Many of you will be familiar with the Moral Sense Test, which has produced some valuable data on ordinary people’s intuitions about trolley cases and related dilemmas. Eric Schwitzgebel, a philosopher of mind (who does fascinating work on the unreliability of first person judgments) and Fiery Cushman, from Marc Hauser’s lab at Harvard, have now designed a version of the test especially for philosophers. They want to be able to compare the responses of people with graduate degrees in philosophy to those of the folk. I encourage everyone to take the test; it shouldn’t take more than fifteen minutes.

Chapter One is essentially a ground clearing exercise. Appiah’s aim is to argue that experimental philosophy is not the innovative and threatening enterprise that it might seem: instead, it is a return to philosophy’s roots. Philosophy has traditionally been closely informed by scientific work, and the best philosophers have often engaged in science themselves. It is the era of conceptual analysis divorced from mere empirical engagement that is the aberration, not the turn to the empirical.

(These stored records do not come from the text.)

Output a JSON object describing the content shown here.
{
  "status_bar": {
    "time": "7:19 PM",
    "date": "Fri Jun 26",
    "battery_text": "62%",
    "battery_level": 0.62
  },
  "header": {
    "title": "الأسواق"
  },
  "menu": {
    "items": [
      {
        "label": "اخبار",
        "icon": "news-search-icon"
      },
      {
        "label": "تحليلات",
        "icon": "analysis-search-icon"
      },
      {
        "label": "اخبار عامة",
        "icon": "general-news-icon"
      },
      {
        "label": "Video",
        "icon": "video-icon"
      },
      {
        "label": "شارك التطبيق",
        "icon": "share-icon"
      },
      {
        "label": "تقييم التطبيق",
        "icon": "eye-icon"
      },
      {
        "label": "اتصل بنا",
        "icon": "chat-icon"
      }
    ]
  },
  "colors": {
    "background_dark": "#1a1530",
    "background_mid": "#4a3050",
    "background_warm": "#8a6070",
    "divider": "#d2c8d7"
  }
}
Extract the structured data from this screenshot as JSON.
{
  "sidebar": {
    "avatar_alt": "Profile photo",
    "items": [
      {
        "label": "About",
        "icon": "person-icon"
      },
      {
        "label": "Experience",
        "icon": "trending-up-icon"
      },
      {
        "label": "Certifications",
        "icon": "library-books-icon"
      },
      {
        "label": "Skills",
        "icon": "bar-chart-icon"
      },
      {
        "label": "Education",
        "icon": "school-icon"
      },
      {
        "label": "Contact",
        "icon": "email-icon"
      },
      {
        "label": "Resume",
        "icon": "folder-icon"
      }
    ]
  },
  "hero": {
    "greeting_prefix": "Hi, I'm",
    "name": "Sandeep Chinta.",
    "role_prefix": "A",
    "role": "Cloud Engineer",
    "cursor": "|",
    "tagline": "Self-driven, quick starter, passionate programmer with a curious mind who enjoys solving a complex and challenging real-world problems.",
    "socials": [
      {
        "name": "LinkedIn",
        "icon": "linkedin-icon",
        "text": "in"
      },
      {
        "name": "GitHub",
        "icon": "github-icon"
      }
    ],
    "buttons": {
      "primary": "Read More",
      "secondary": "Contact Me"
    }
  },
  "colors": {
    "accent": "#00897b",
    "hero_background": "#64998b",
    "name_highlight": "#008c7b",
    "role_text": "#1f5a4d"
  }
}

The purpose of this chapter is to show that concerns focused on the agent can supplement concerns focused on victims in bolstering the conclusion that agents ought not to infringe negative rights, even when the consequences of doing so are clearly better than the consequences of not infringing negative rights. That is, agent-focused considerations can bolster the case against consequentialism.

The chapter focuses on examples originally due to Bernard Williams; Williams himself advanced them to a similar end. The first is the well-known case of Jim and the Indians: